▶ **AIM OF THE EXERCISE**: Each line below is to be repeated exactly; any picture is to be left out.

━━━ ENTRIES PROVIDED

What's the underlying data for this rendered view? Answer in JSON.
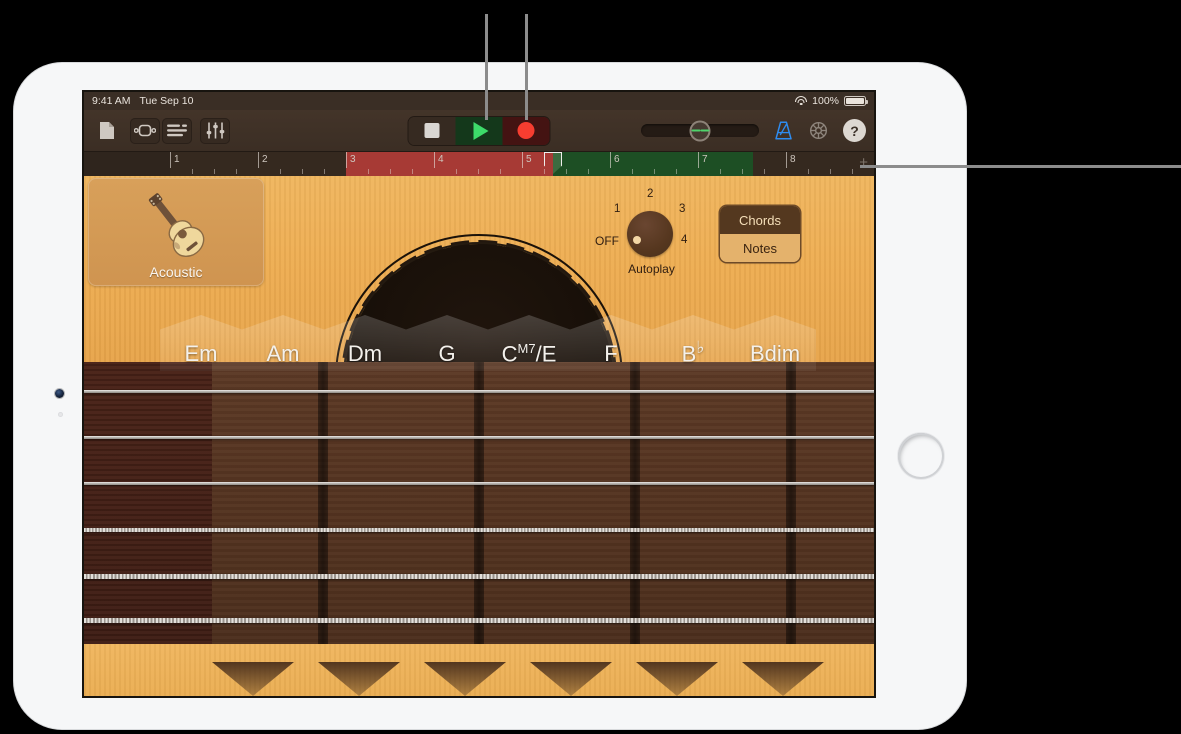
{
  "status_bar": {
    "time": "9:41 AM",
    "date": "Tue Sep 10",
    "wifi_icon": "wifi-icon",
    "battery_percent": "100%",
    "battery_icon": "battery-icon"
  },
  "toolbar": {
    "left_buttons": [
      {
        "name": "document-icon",
        "label": "My Songs"
      },
      {
        "name": "loop-browser-icon",
        "label": "Loop Browser"
      },
      {
        "name": "tracks-view-icon",
        "label": "Tracks View"
      },
      {
        "name": "mixer-icon",
        "label": "Track Controls"
      }
    ],
    "transport": {
      "stop_label": "Stop",
      "play_label": "Play",
      "record_label": "Record",
      "stop_icon": "stop-icon",
      "play_icon": "play-icon",
      "record_icon": "record-icon",
      "play_bg": "#14381b",
      "record_bg": "#441312",
      "play_accent": "#3ddb6a",
      "record_accent": "#f73d30"
    },
    "master_volume_label": "Master Volume",
    "metronome_label": "Metronome",
    "metronome_color": "#2e8cf0",
    "settings_label": "Song Settings",
    "help_label": "?"
  },
  "ruler": {
    "bars": [
      "1",
      "2",
      "3",
      "4",
      "5",
      "6",
      "7",
      "8"
    ],
    "colors": {
      "empty": "#35291f",
      "recorded": "#a73a35",
      "section": "#1d4f24"
    },
    "playhead_position_bar": "5.5",
    "add_section_label": "+"
  },
  "instrument": {
    "name": "Acoustic",
    "icon": "acoustic-guitar-icon",
    "autoplay": {
      "title": "Autoplay",
      "positions": [
        "OFF",
        "1",
        "2",
        "3",
        "4"
      ],
      "selected": "OFF"
    },
    "mode_switch": {
      "options": [
        "Chords",
        "Notes"
      ],
      "selected": "Chords"
    },
    "chords": [
      {
        "root": "Em",
        "sup": "",
        "suffix": ""
      },
      {
        "root": "Am",
        "sup": "",
        "suffix": ""
      },
      {
        "root": "Dm",
        "sup": "",
        "suffix": ""
      },
      {
        "root": "G",
        "sup": "",
        "suffix": ""
      },
      {
        "root": "C",
        "sup": "M7",
        "suffix": "/E"
      },
      {
        "root": "F",
        "sup": "",
        "suffix": ""
      },
      {
        "root": "B",
        "sup": "♭",
        "suffix": ""
      },
      {
        "root": "Bdim",
        "sup": "",
        "suffix": ""
      }
    ],
    "string_count": 6,
    "fret_count": 4
  },
  "callouts": {
    "play_button_line": "callout-play",
    "record_button_line": "callout-record",
    "ruler_line": "callout-ruler"
  }
}
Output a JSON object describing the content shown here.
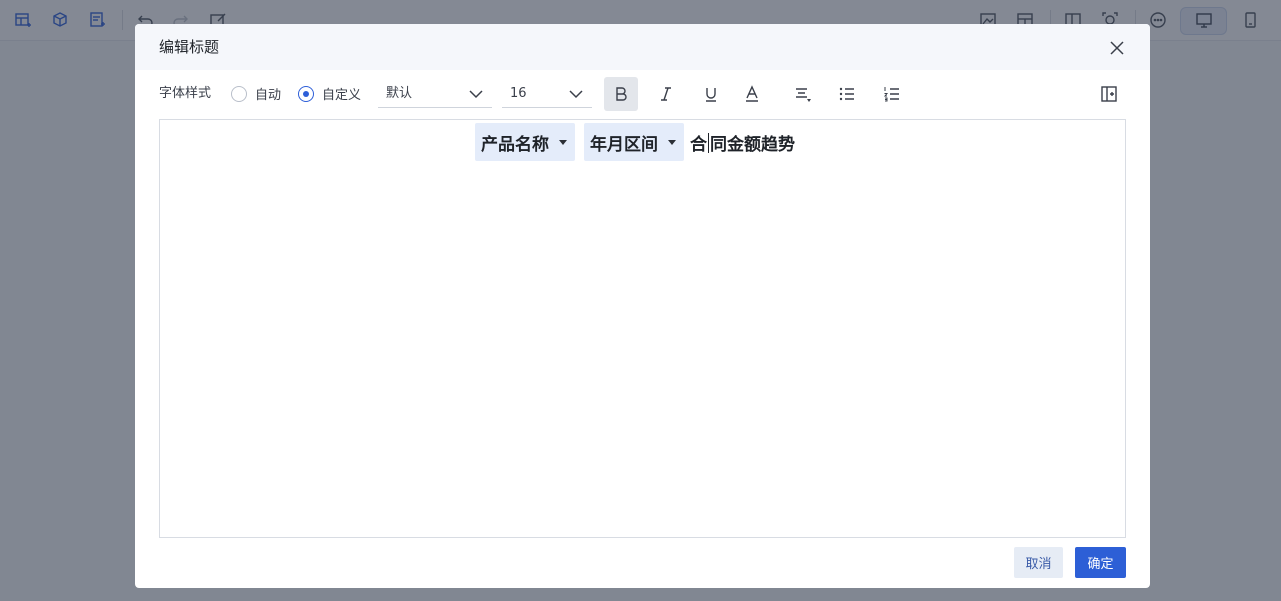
{
  "dialog": {
    "title": "编辑标题",
    "cancel_label": "取消",
    "ok_label": "确定"
  },
  "format_bar": {
    "font_style_label": "字体样式",
    "radio_auto": "自动",
    "radio_custom": "自定义",
    "selected_mode": "自定义",
    "font_family_value": "默认",
    "font_size_value": "16",
    "bold_active": true
  },
  "editor": {
    "chip_1": "产品名称",
    "chip_2": "年月区间",
    "text_before_caret": "合",
    "text_after_caret": "同金额趋势"
  },
  "colors": {
    "primary": "#2d5fd6",
    "chip_bg": "#e4ecfa",
    "overlay": "#283040"
  }
}
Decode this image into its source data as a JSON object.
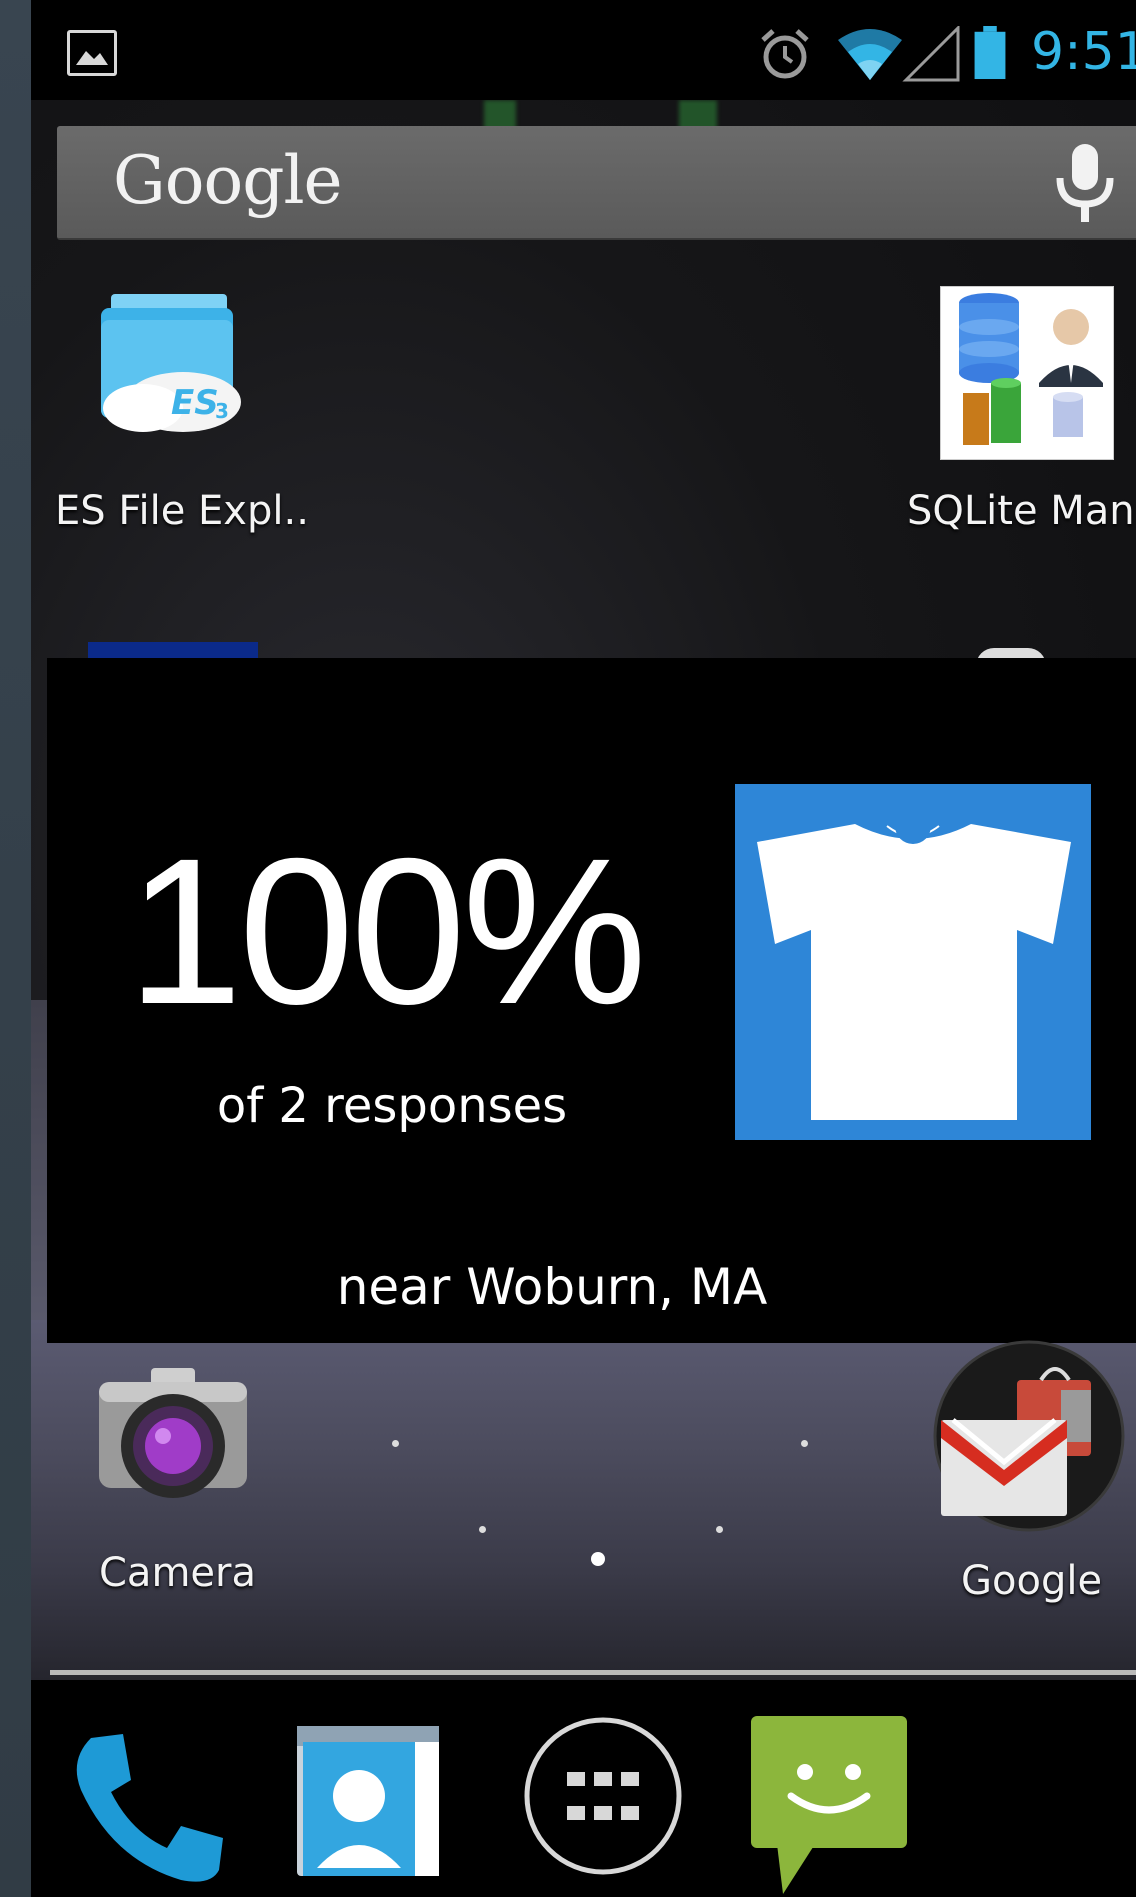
{
  "status_bar": {
    "time": "9:51",
    "notification_icon": "picture-icon",
    "icons": [
      "alarm-icon",
      "wifi-icon",
      "signal-icon",
      "battery-icon"
    ]
  },
  "search": {
    "logo_text": "Google",
    "voice_icon": "microphone-icon"
  },
  "apps": {
    "es_file": "ES File Expl..",
    "sqlite": "SQLite Man..",
    "camera": "Camera",
    "google_folder": "Google"
  },
  "widget": {
    "percent": "100%",
    "responses": "of 2 responses",
    "location": "near Woburn, MA",
    "image_icon": "t-shirt-icon",
    "image_bg": "#2e86d7"
  },
  "dock": {
    "items": [
      "phone-icon",
      "contacts-icon",
      "all-apps-icon",
      "messaging-icon"
    ]
  },
  "colors": {
    "accent": "#33b5e5",
    "messaging": "#8cb63c",
    "phone": "#1e9ad6"
  }
}
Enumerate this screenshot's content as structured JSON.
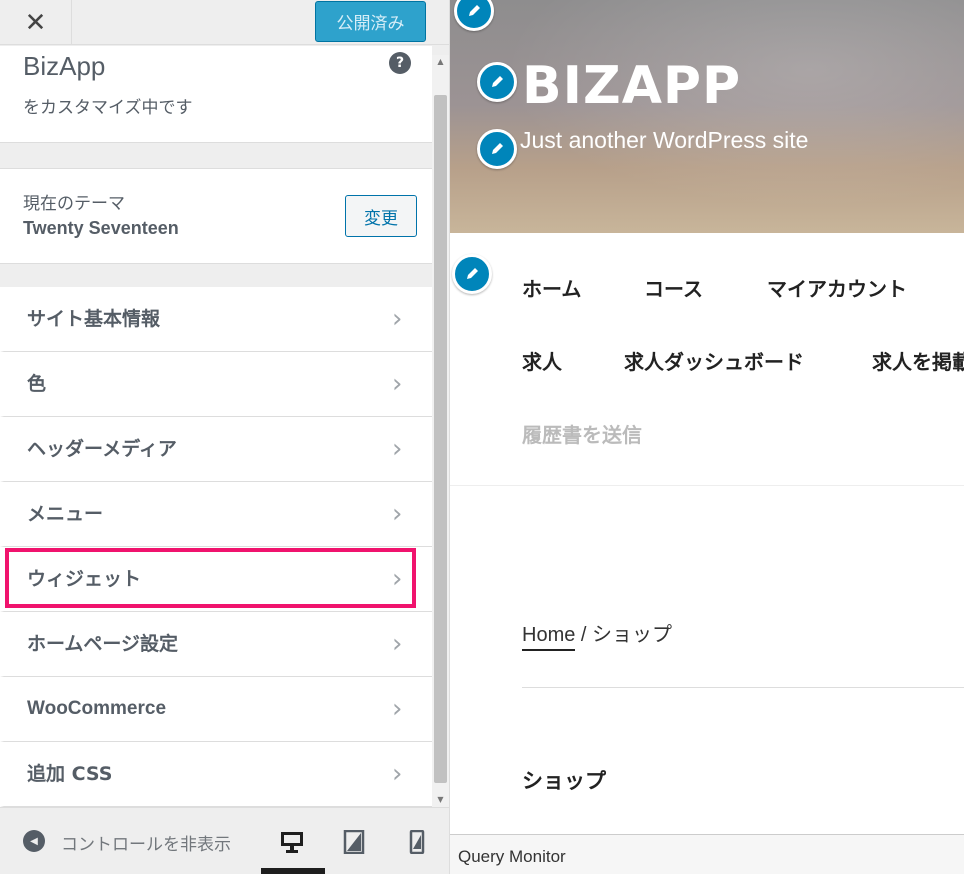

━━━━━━

▶ **ANSWER SPACE**:
What's the underlying data for this rendered view? Answer in JSON.
{
  "status_bar": {
    "time": "9:41 AM",
    "date": "Tue Sep 10",
    "wifi_icon": "wifi-icon",
    "battery_percent": "100%",
    "battery_icon": "battery-icon"
  },
  "toolbar": {
    "left_buttons": [
      {
        "name": "document-icon",
        "label": "My Songs"
      },
      {
        "name": "loop-browser-icon",
        "label": "Loop Browser"
      },
      {
        "name": "tracks-view-icon",
        "label": "Tracks View"
      },
      {
        "name": "mixer-icon",
        "label": "Track Controls"
      }
    ],
    "transport": {
      "stop_label": "Stop",
      "play_label": "Play",
      "record_label": "Record",
      "stop_icon": "stop-icon",
      "play_icon": "play-icon",
      "record_icon": "record-icon",
      "play_bg": "#14381b",
      "record_bg": "#441312",
      "play_accent": "#3ddb6a",
      "record_accent": "#f73d30"
    },
    "master_volume_label": "Master Volume",
    "metronome_label": "Metronome",
    "metronome_color": "#2e8cf0",
    "settings_label": "Song Settings",
    "help_label": "?"
  },
  "ruler": {
    "bars": [
      "1",
      "2",
      "3",
      "4",
      "5",
      "6",
      "7",
      "8"
    ],
    "colors": {
      "empty": "#35291f",
      "recorded": "#a73a35",
      "section": "#1d4f24"
    },
    "playhead_position_bar": "5.5",
    "add_section_label": "+"
  },
  "instrument": {
    "name": "Acoustic",
    "icon": "acoustic-guitar-icon",
    "autoplay": {
      "title": "Autoplay",
      "positions": [
        "OFF",
        "1",
        "2",
        "3",
        "4"
      ],
      "selected": "OFF"
    },
    "mode_switch": {
      "options": [
        "Chords",
        "Notes"
      ],
      "selected": "Chords"
    },
    "chords": [
      {
        "root": "Em",
        "sup": "",
        "suffix": ""
      },
      {
        "root": "Am",
        "sup": "",
        "suffix": ""
      },
      {
        "root": "Dm",
        "sup": "",
        "suffix": ""
      },
      {
        "root": "G",
        "sup": "",
        "suffix": ""
      },
      {
        "root": "C",
        "sup": "M7",
        "suffix": "/E"
      },
      {
        "root": "F",
        "sup": "",
        "suffix": ""
      },
      {
        "root": "B",
        "sup": "♭",
        "suffix": ""
      },
      {
        "root": "Bdim",
        "sup": "",
        "suffix": ""
      }
    ],
    "string_count": 6,
    "fret_count": 4
  },
  "callouts": {
    "play_button_line": "callout-play",
    "record_button_line": "callout-record",
    "ruler_line": "callout-ruler"
  }
}
Output a JSON object describing the content shown here.
{
  "dialog": {
    "title": "编辑标题",
    "cancel_label": "取消",
    "ok_label": "确定"
  },
  "format_bar": {
    "font_style_label": "字体样式",
    "radio_auto": "自动",
    "radio_custom": "自定义",
    "selected_mode": "自定义",
    "font_family_value": "默认",
    "font_size_value": "16",
    "bold_active": true
  },
  "editor": {
    "chip_1": "产品名称",
    "chip_2": "年月区间",
    "text_before_caret": "合",
    "text_after_caret": "同金额趋势"
  },
  "colors": {
    "primary": "#2d5fd6",
    "chip_bg": "#e4ecfa",
    "overlay": "#283040"
  }
}
Decode this image into its source data as a JSON object.
{
  "status_bar": {
    "time": "9:51",
    "notification_icon": "picture-icon",
    "icons": [
      "alarm-icon",
      "wifi-icon",
      "signal-icon",
      "battery-icon"
    ]
  },
  "search": {
    "logo_text": "Google",
    "voice_icon": "microphone-icon"
  },
  "apps": {
    "es_file": "ES File Expl..",
    "sqlite": "SQLite Man..",
    "camera": "Camera",
    "google_folder": "Google"
  },
  "widget": {
    "percent": "100%",
    "responses": "of 2 responses",
    "location": "near Woburn, MA",
    "image_icon": "t-shirt-icon",
    "image_bg": "#2e86d7"
  },
  "dock": {
    "items": [
      "phone-icon",
      "contacts-icon",
      "all-apps-icon",
      "messaging-icon"
    ]
  },
  "colors": {
    "accent": "#33b5e5",
    "messaging": "#8cb63c",
    "phone": "#1e9ad6"
  }
}
Enumerate this screenshot's content as structured JSON.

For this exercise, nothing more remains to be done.